Required action:
Your copy must hold every line of the records word for word. It must hold no pictures.

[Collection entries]

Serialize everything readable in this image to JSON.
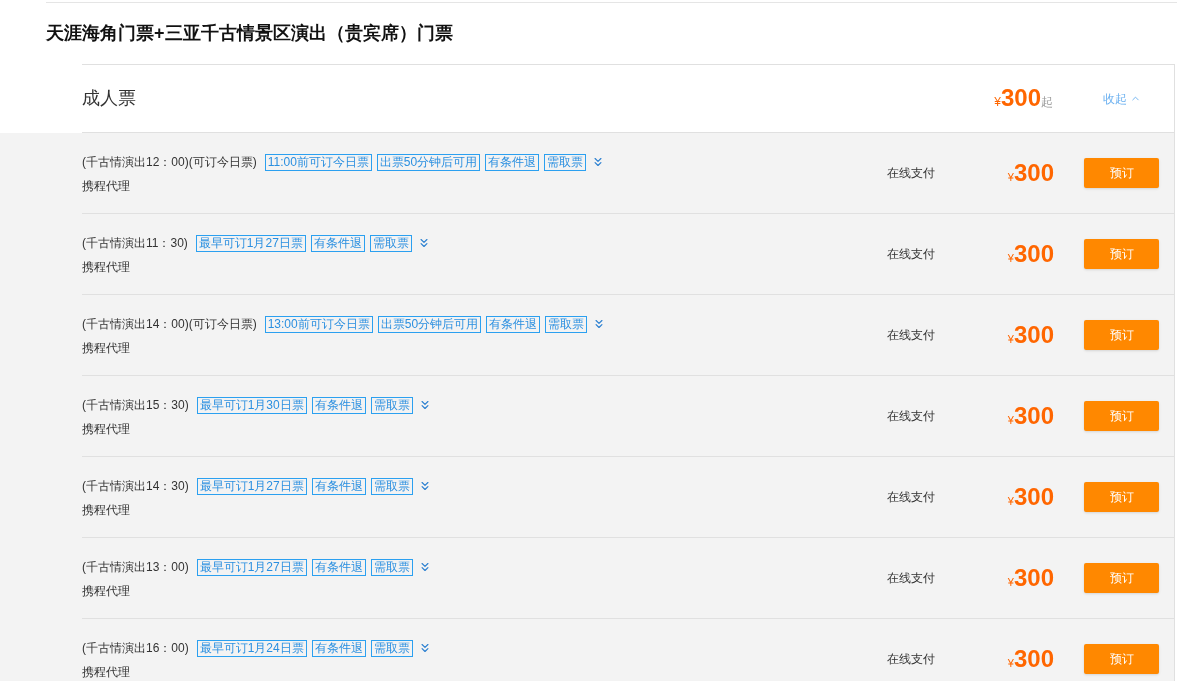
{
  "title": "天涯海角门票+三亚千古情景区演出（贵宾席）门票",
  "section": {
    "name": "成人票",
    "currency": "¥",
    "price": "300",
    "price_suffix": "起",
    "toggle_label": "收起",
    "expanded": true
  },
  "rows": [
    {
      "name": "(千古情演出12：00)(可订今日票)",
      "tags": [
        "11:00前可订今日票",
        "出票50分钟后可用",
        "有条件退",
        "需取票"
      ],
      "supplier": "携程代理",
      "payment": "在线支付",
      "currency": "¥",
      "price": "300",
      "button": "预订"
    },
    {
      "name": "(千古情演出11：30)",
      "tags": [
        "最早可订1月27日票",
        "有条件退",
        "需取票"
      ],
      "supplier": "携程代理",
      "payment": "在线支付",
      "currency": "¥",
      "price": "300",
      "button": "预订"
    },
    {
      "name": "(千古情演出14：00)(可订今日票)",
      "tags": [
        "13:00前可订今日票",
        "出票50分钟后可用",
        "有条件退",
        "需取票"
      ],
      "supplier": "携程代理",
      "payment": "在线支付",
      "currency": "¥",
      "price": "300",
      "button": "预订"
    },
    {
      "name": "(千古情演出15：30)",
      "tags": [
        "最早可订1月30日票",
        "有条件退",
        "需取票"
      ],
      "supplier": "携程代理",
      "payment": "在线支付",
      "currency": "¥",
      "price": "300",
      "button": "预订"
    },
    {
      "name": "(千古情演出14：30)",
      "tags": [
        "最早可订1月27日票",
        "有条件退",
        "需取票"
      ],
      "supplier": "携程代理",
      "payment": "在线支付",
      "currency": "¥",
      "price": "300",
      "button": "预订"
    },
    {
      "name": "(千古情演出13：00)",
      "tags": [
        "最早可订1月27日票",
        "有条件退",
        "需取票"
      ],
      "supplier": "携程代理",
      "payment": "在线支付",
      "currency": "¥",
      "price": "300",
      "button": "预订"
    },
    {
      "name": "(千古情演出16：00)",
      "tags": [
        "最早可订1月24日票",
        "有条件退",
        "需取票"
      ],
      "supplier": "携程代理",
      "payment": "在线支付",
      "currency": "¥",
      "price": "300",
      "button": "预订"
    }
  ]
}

Output for this exercise:
Serialize everything readable in this image to JSON.
{
  "title": "天涯海角门票+三亚千古情景区演出（贵宾席）门票",
  "section": {
    "name": "成人票",
    "currency": "¥",
    "price": "300",
    "price_suffix": "起",
    "toggle_label": "收起",
    "expanded": true
  },
  "rows": [
    {
      "name": "(千古情演出12：00)(可订今日票)",
      "tags": [
        "11:00前可订今日票",
        "出票50分钟后可用",
        "有条件退",
        "需取票"
      ],
      "supplier": "携程代理",
      "payment": "在线支付",
      "currency": "¥",
      "price": "300",
      "button": "预订"
    },
    {
      "name": "(千古情演出11：30)",
      "tags": [
        "最早可订1月27日票",
        "有条件退",
        "需取票"
      ],
      "supplier": "携程代理",
      "payment": "在线支付",
      "currency": "¥",
      "price": "300",
      "button": "预订"
    },
    {
      "name": "(千古情演出14：00)(可订今日票)",
      "tags": [
        "13:00前可订今日票",
        "出票50分钟后可用",
        "有条件退",
        "需取票"
      ],
      "supplier": "携程代理",
      "payment": "在线支付",
      "currency": "¥",
      "price": "300",
      "button": "预订"
    },
    {
      "name": "(千古情演出15：30)",
      "tags": [
        "最早可订1月30日票",
        "有条件退",
        "需取票"
      ],
      "supplier": "携程代理",
      "payment": "在线支付",
      "currency": "¥",
      "price": "300",
      "button": "预订"
    },
    {
      "name": "(千古情演出14：30)",
      "tags": [
        "最早可订1月27日票",
        "有条件退",
        "需取票"
      ],
      "supplier": "携程代理",
      "payment": "在线支付",
      "currency": "¥",
      "price": "300",
      "button": "预订"
    },
    {
      "name": "(千古情演出13：00)",
      "tags": [
        "最早可订1月27日票",
        "有条件退",
        "需取票"
      ],
      "supplier": "携程代理",
      "payment": "在线支付",
      "currency": "¥",
      "price": "300",
      "button": "预订"
    },
    {
      "name": "(千古情演出16：00)",
      "tags": [
        "最早可订1月24日票",
        "有条件退",
        "需取票"
      ],
      "supplier": "携程代理",
      "payment": "在线支付",
      "currency": "¥",
      "price": "300",
      "button": "预订"
    }
  ]
}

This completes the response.